I seem to like the most unusual names for my characters. In an earlier novel I was working on I had a female protagonist named Hero. In Driftwood Island, I had Alley, as in the small side street. Along with her friends Cherry and Champaign. Even in Monster in the Basement, which out of all my books has the most average names, I still had Archer Lee Grant Garfield Haversham the third. Though, he just went by Archer.
I’m not really sure why I like odd names for my characters. Maybe because I personally have such an average, forgettable name?
Whatever the reason, I often go tiptoeing along the borderline of “too weird to work” for my character names. And in the book I’m working on now, I have a character that is hanging on a cliff’s edge by a fingernail. At any moment, ready to drop into the “Just too weird to be believable” category.
He’s the co-protagonist and love interest, a snobby vampire librarian, and his full name is Saint Crispin Saint Paul Saint James. Of course, typing all that out throughout the manuscript would be a royal pain so he’s Crispin St. James for short.
I don’t know why, but part of me really likes the name.
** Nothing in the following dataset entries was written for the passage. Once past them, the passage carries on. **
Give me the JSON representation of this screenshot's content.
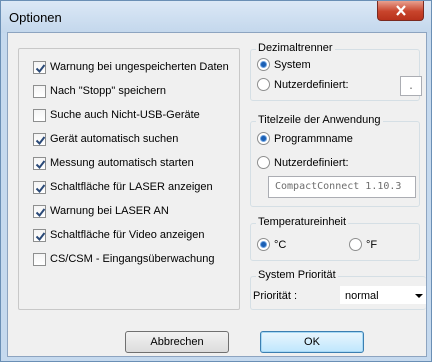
{
  "window": {
    "title": "Optionen"
  },
  "options": [
    {
      "label": "Warnung bei ungespeicherten Daten",
      "checked": true
    },
    {
      "label": "Nach \"Stopp\" speichern",
      "checked": false
    },
    {
      "label": "Suche auch Nicht-USB-Geräte",
      "checked": false
    },
    {
      "label": "Gerät automatisch suchen",
      "checked": true
    },
    {
      "label": "Messung automatisch starten",
      "checked": true
    },
    {
      "label": "Schaltfläche für LASER anzeigen",
      "checked": true
    },
    {
      "label": "Warnung bei LASER AN",
      "checked": true
    },
    {
      "label": "Schaltfläche für Video anzeigen",
      "checked": true
    },
    {
      "label": "CS/CSM - Eingangsüberwachung",
      "checked": false
    }
  ],
  "decimal": {
    "title": "Dezimaltrenner",
    "system_label": "System",
    "custom_label": "Nutzerdefiniert:",
    "custom_value": ".",
    "selected": "system"
  },
  "titlebar_group": {
    "title": "Titelzeile der Anwendung",
    "program_label": "Programmname",
    "custom_label": "Nutzerdefiniert:",
    "custom_value": "CompactConnect 1.10.3",
    "selected": "program"
  },
  "temperature": {
    "title": "Temperatureinheit",
    "celsius_label": "°C",
    "fahrenheit_label": "°F",
    "selected": "celsius"
  },
  "priority": {
    "title": "System Priorität",
    "label": "Priorität :",
    "value": "normal"
  },
  "buttons": {
    "cancel": "Abbrechen",
    "ok": "OK"
  }
}
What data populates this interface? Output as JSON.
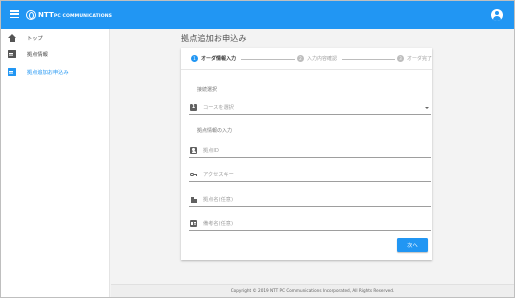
{
  "header": {
    "logo_text": "NTT",
    "logo_text_small": "PC COMMUNICATIONS",
    "menu_icon": "hamburger-icon",
    "account_icon": "account-circle-icon",
    "bar_color": "#2196f3"
  },
  "sidebar": {
    "items": [
      {
        "label": "トップ",
        "icon": "home-icon",
        "active": false
      },
      {
        "label": "拠点情報",
        "icon": "document-icon",
        "active": false
      },
      {
        "label": "拠点追加お申込み",
        "icon": "document-icon",
        "active": true
      }
    ]
  },
  "main": {
    "title": "拠点追加お申込み",
    "steps": [
      {
        "number": "1",
        "label": "オーダ情報入力",
        "active": true
      },
      {
        "number": "2",
        "label": "入力内容確認",
        "active": false
      },
      {
        "number": "3",
        "label": "オーダ完了",
        "active": false
      }
    ],
    "sections": {
      "course": "接続選択",
      "info": "拠点情報の入力"
    },
    "fields": {
      "course_select": {
        "icon": "number-one-box-icon",
        "placeholder": "コースを選択"
      },
      "location_id": {
        "icon": "account-box-icon",
        "placeholder": "拠点ID"
      },
      "access_key": {
        "icon": "key-icon",
        "placeholder": "アクセスキー"
      },
      "location_name": {
        "icon": "building-icon",
        "placeholder": "拠点名(任意)"
      },
      "memo": {
        "icon": "id-card-icon",
        "placeholder": "備考名(任意)"
      }
    },
    "next_button": "次へ"
  },
  "footer": {
    "copyright": "Copyright © 2019 NTT PC Communications Incorporated, All Rights Reserved."
  },
  "colors": {
    "accent": "#2196f3",
    "background": "#f3f3f3"
  }
}
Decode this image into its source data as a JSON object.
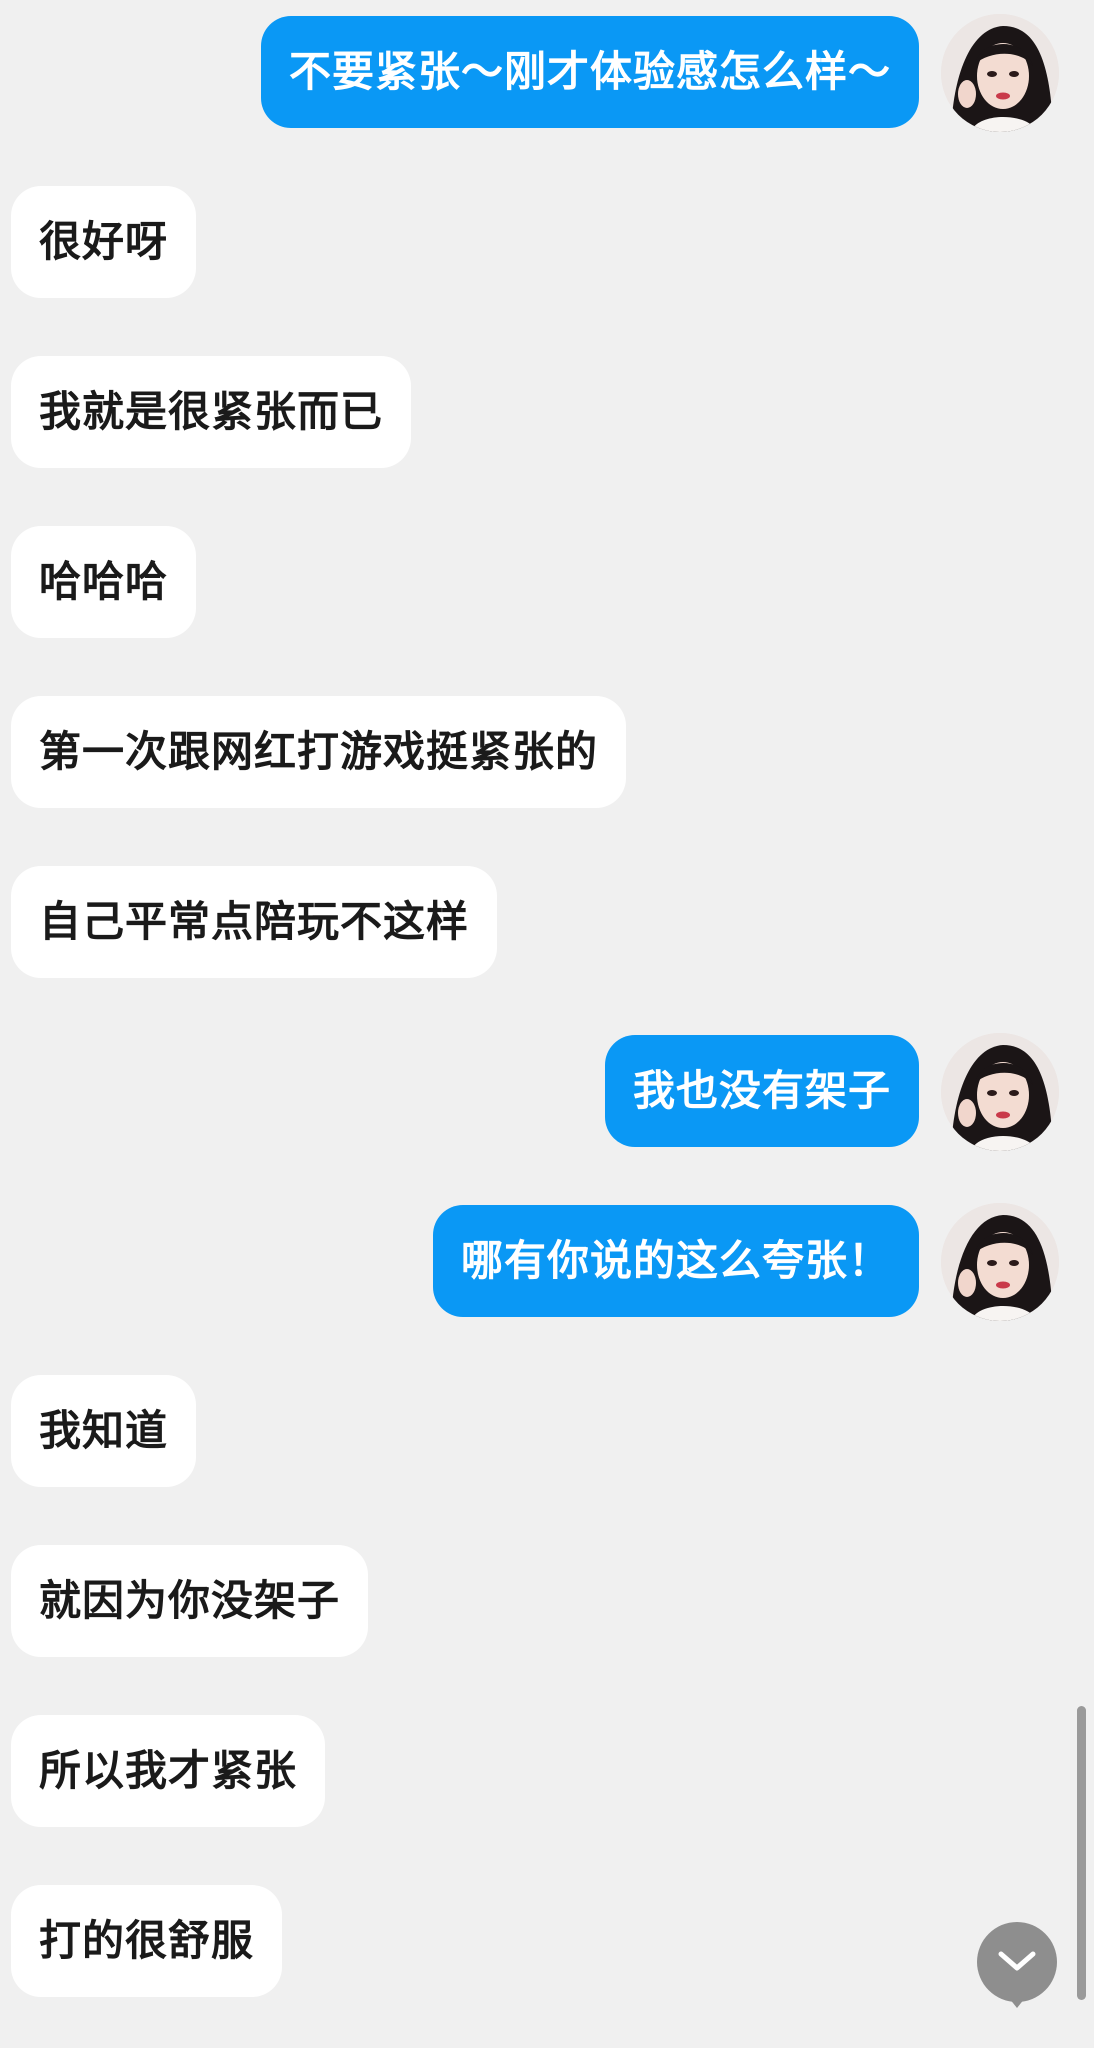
{
  "theme": {
    "background": "#f0f0f0",
    "incoming_bubble": "#ffffff",
    "outgoing_bubble": "#0a98f5",
    "outgoing_text": "#ffffff",
    "incoming_text": "#1a1a1a"
  },
  "messages": [
    {
      "direction": "out",
      "text": "不要紧张～刚才体验感怎么样～",
      "avatar": "user-avatar"
    },
    {
      "direction": "in",
      "text": "很好呀"
    },
    {
      "direction": "in",
      "text": "我就是很紧张而已"
    },
    {
      "direction": "in",
      "text": "哈哈哈"
    },
    {
      "direction": "in",
      "text": "第一次跟网红打游戏挺紧张的"
    },
    {
      "direction": "in",
      "text": "自己平常点陪玩不这样"
    },
    {
      "direction": "out",
      "text": "我也没有架子",
      "avatar": "user-avatar"
    },
    {
      "direction": "out",
      "text": "哪有你说的这么夸张！",
      "avatar": "user-avatar"
    },
    {
      "direction": "in",
      "text": "我知道"
    },
    {
      "direction": "in",
      "text": "就因为你没架子"
    },
    {
      "direction": "in",
      "text": "所以我才紧张"
    },
    {
      "direction": "in",
      "text": "打的很舒服"
    }
  ],
  "controls": {
    "scroll_down_icon": "chevron-down-icon"
  }
}
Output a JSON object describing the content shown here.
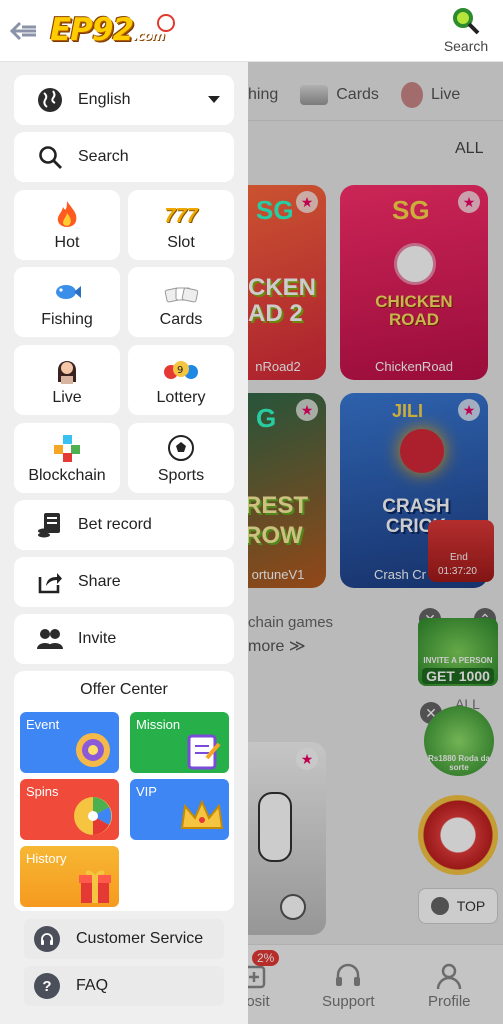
{
  "header": {
    "logo_text": "EP92",
    "logo_suffix": ".com",
    "search_label": "Search"
  },
  "background": {
    "tabs": [
      {
        "label": "hing"
      },
      {
        "label": "Cards"
      },
      {
        "label": "Live"
      }
    ],
    "all_label": "ALL",
    "games": [
      {
        "name": "nRoad2",
        "brand": "SG",
        "art_text": "CKEN AD 2"
      },
      {
        "name": "ChickenRoad",
        "brand": "SG",
        "art_text": "CHICKEN ROAD"
      },
      {
        "name": "ortuneV1",
        "brand": "G",
        "art_text": "REST ROW"
      },
      {
        "name": "Crash Cr",
        "brand": "JILI",
        "art_text": "CRASH CRICK"
      }
    ],
    "chain_text": "chain games",
    "more_text": "more ≫",
    "all_label_2": "ALL",
    "promo_end": "End",
    "promo_timer": "01:37:20",
    "invite_text": "INVITE A PERSON",
    "invite_get": "GET 1000",
    "wheel_text": "Rs1880 Roda da sorte",
    "top_label": "TOP",
    "bottom_nav": {
      "deposit": "posit",
      "support": "Support",
      "profile": "Profile",
      "badge": "2%"
    }
  },
  "drawer": {
    "language": "English",
    "search": "Search",
    "categories": [
      {
        "label": "Hot"
      },
      {
        "label": "Slot"
      },
      {
        "label": "Fishing"
      },
      {
        "label": "Cards"
      },
      {
        "label": "Live"
      },
      {
        "label": "Lottery"
      },
      {
        "label": "Blockchain"
      },
      {
        "label": "Sports"
      }
    ],
    "bet_record": "Bet record",
    "share": "Share",
    "invite": "Invite",
    "offer_title": "Offer Center",
    "offers": [
      {
        "label": "Event",
        "color": "#3f86f5"
      },
      {
        "label": "Mission",
        "color": "#27b04a"
      },
      {
        "label": "Spins",
        "color": "#ef4a3a"
      },
      {
        "label": "VIP",
        "color": "#3f86f5"
      },
      {
        "label": "History",
        "color": "#f5a623"
      }
    ],
    "customer_service": "Customer Service",
    "faq": "FAQ"
  }
}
There’s something old fashioned, and formal about it. I can imagine that name popping up in a Shakespearian play. And another plus about it is I can’t think of a single other book character that has a name like Crispin. Original names stick out a bit, don’t they?
Then there is the question of, how much weird is too weird? To me a name like Saint Crispin Saint Paul Saint James isn’t that unusual, but to others, it might be way out there. It’s always a difficult balance between expressing your own artistic tastes and writing something readers would like. My rule of thumb is: Name them whatever the heck I want, and then let the Beta readers comment if they think the name is too distracting.
How do you know when you’re being too artistic with your character naming? Have there ever been unusual names that you just loved but couldn’t use? Please share them in the comments area below.